• Excerpts from an interface dataset:
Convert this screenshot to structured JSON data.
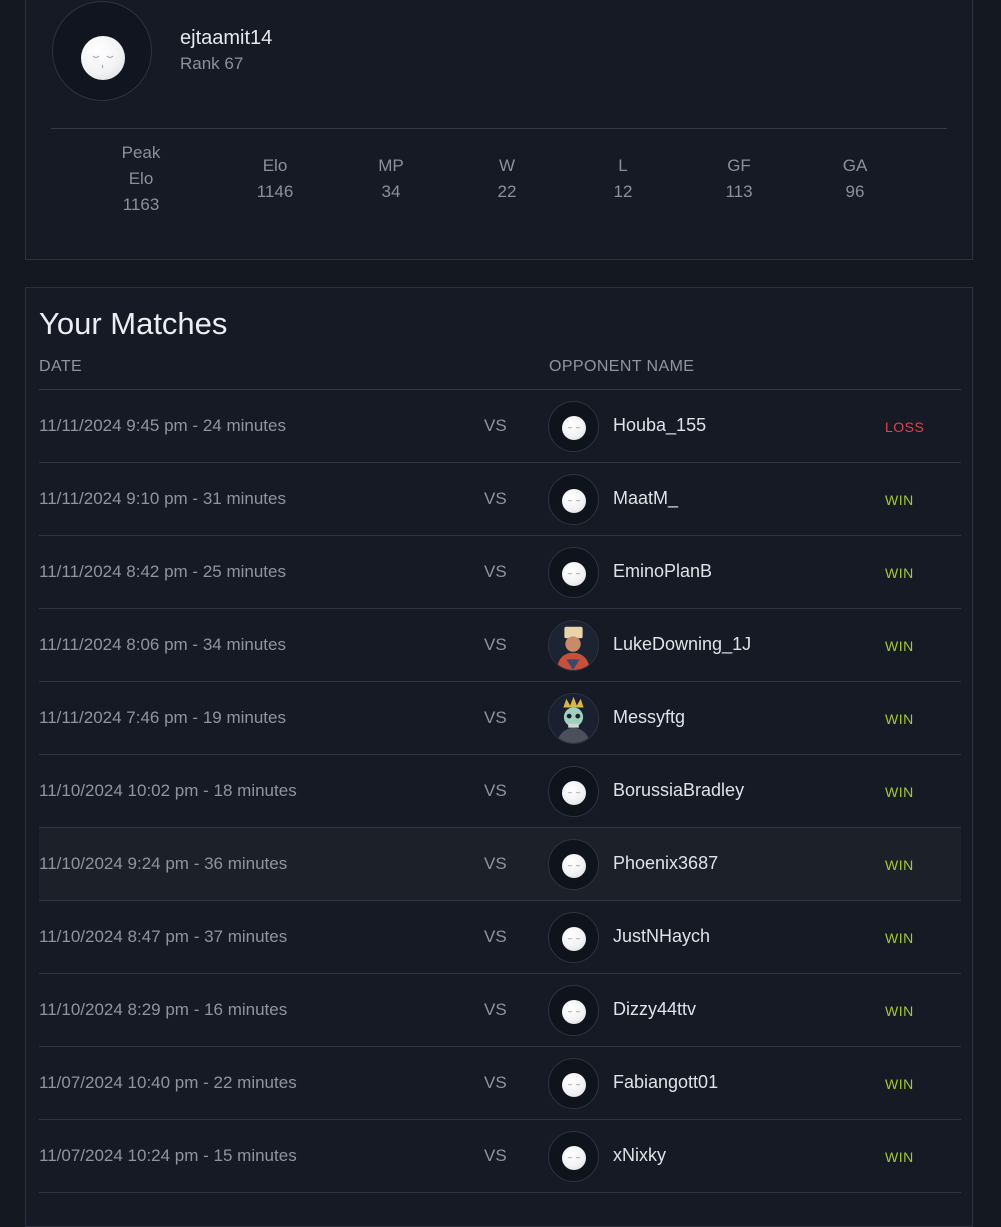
{
  "profile": {
    "username": "ejtaamit14",
    "rank": "Rank 67",
    "stats": [
      {
        "label": "Peak\nElo",
        "value": "1163"
      },
      {
        "label": "Elo",
        "value": "1146"
      },
      {
        "label": "MP",
        "value": "34"
      },
      {
        "label": "W",
        "value": "22"
      },
      {
        "label": "L",
        "value": "12"
      },
      {
        "label": "GF",
        "value": "113"
      },
      {
        "label": "GA",
        "value": "96"
      }
    ]
  },
  "matches": {
    "title": "Your Matches",
    "columns": {
      "date": "DATE",
      "opponent": "OPPONENT NAME"
    },
    "rows": [
      {
        "date": "11/11/2024 9:45 pm - 24 minutes",
        "vs": "VS",
        "opponent": "Houba_155",
        "avatar": "default-face-icon",
        "result": "LOSS"
      },
      {
        "date": "11/11/2024 9:10 pm - 31 minutes",
        "vs": "VS",
        "opponent": "MaatM_",
        "avatar": "default-face-icon",
        "result": "WIN"
      },
      {
        "date": "11/11/2024 8:42 pm - 25 minutes",
        "vs": "VS",
        "opponent": "EminoPlanB",
        "avatar": "default-face-icon",
        "result": "WIN"
      },
      {
        "date": "11/11/2024 8:06 pm - 34 minutes",
        "vs": "VS",
        "opponent": "LukeDowning_1J",
        "avatar": "character-avatar",
        "result": "WIN"
      },
      {
        "date": "11/11/2024 7:46 pm - 19 minutes",
        "vs": "VS",
        "opponent": "Messyftg",
        "avatar": "skull-king-avatar",
        "result": "WIN"
      },
      {
        "date": "11/10/2024 10:02 pm - 18 minutes",
        "vs": "VS",
        "opponent": "BorussiaBradley",
        "avatar": "default-face-icon",
        "result": "WIN"
      },
      {
        "date": "11/10/2024 9:24 pm - 36 minutes",
        "vs": "VS",
        "opponent": "Phoenix3687",
        "avatar": "default-face-icon",
        "result": "WIN"
      },
      {
        "date": "11/10/2024 8:47 pm - 37 minutes",
        "vs": "VS",
        "opponent": "JustNHaych",
        "avatar": "default-face-icon",
        "result": "WIN"
      },
      {
        "date": "11/10/2024 8:29 pm - 16 minutes",
        "vs": "VS",
        "opponent": "Dizzy44ttv",
        "avatar": "default-face-icon",
        "result": "WIN"
      },
      {
        "date": "11/07/2024 10:40 pm - 22 minutes",
        "vs": "VS",
        "opponent": "Fabiangott01",
        "avatar": "default-face-icon",
        "result": "WIN"
      },
      {
        "date": "11/07/2024 10:24 pm - 15 minutes",
        "vs": "VS",
        "opponent": "xNixky",
        "avatar": "default-face-icon",
        "result": "WIN"
      }
    ]
  },
  "colors": {
    "win": "#a3c83a",
    "loss": "#e0434c",
    "background": "#141821"
  }
}
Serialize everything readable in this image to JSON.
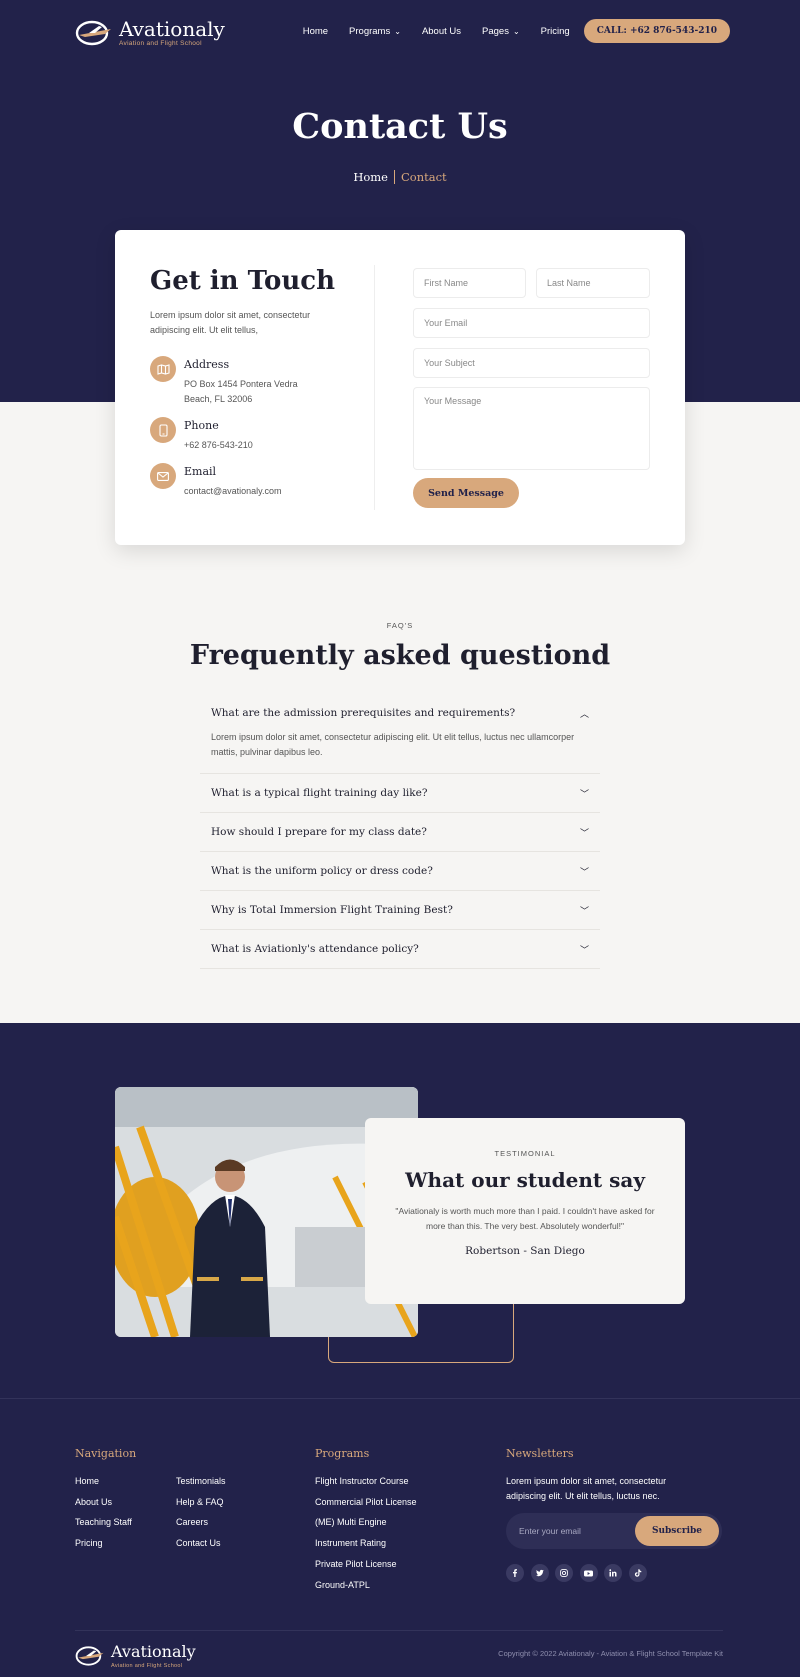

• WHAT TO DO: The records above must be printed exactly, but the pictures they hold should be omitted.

• EXERCISE ANSWER:
Convert this screenshot to structured JSON data.
{
  "profile": {
    "username": "ejtaamit14",
    "rank": "Rank 67",
    "stats": [
      {
        "label": "Peak\nElo",
        "value": "1163"
      },
      {
        "label": "Elo",
        "value": "1146"
      },
      {
        "label": "MP",
        "value": "34"
      },
      {
        "label": "W",
        "value": "22"
      },
      {
        "label": "L",
        "value": "12"
      },
      {
        "label": "GF",
        "value": "113"
      },
      {
        "label": "GA",
        "value": "96"
      }
    ]
  },
  "matches": {
    "title": "Your Matches",
    "columns": {
      "date": "DATE",
      "opponent": "OPPONENT NAME"
    },
    "rows": [
      {
        "date": "11/11/2024 9:45 pm - 24 minutes",
        "vs": "VS",
        "opponent": "Houba_155",
        "avatar": "default-face-icon",
        "result": "LOSS"
      },
      {
        "date": "11/11/2024 9:10 pm - 31 minutes",
        "vs": "VS",
        "opponent": "MaatM_",
        "avatar": "default-face-icon",
        "result": "WIN"
      },
      {
        "date": "11/11/2024 8:42 pm - 25 minutes",
        "vs": "VS",
        "opponent": "EminoPlanB",
        "avatar": "default-face-icon",
        "result": "WIN"
      },
      {
        "date": "11/11/2024 8:06 pm - 34 minutes",
        "vs": "VS",
        "opponent": "LukeDowning_1J",
        "avatar": "character-avatar",
        "result": "WIN"
      },
      {
        "date": "11/11/2024 7:46 pm - 19 minutes",
        "vs": "VS",
        "opponent": "Messyftg",
        "avatar": "skull-king-avatar",
        "result": "WIN"
      },
      {
        "date": "11/10/2024 10:02 pm - 18 minutes",
        "vs": "VS",
        "opponent": "BorussiaBradley",
        "avatar": "default-face-icon",
        "result": "WIN"
      },
      {
        "date": "11/10/2024 9:24 pm - 36 minutes",
        "vs": "VS",
        "opponent": "Phoenix3687",
        "avatar": "default-face-icon",
        "result": "WIN"
      },
      {
        "date": "11/10/2024 8:47 pm - 37 minutes",
        "vs": "VS",
        "opponent": "JustNHaych",
        "avatar": "default-face-icon",
        "result": "WIN"
      },
      {
        "date": "11/10/2024 8:29 pm - 16 minutes",
        "vs": "VS",
        "opponent": "Dizzy44ttv",
        "avatar": "default-face-icon",
        "result": "WIN"
      },
      {
        "date": "11/07/2024 10:40 pm - 22 minutes",
        "vs": "VS",
        "opponent": "Fabiangott01",
        "avatar": "default-face-icon",
        "result": "WIN"
      },
      {
        "date": "11/07/2024 10:24 pm - 15 minutes",
        "vs": "VS",
        "opponent": "xNixky",
        "avatar": "default-face-icon",
        "result": "WIN"
      }
    ]
  },
  "colors": {
    "win": "#a3c83a",
    "loss": "#e0434c",
    "background": "#141821"
  }
}
Serialize everything readable in this image to JSON.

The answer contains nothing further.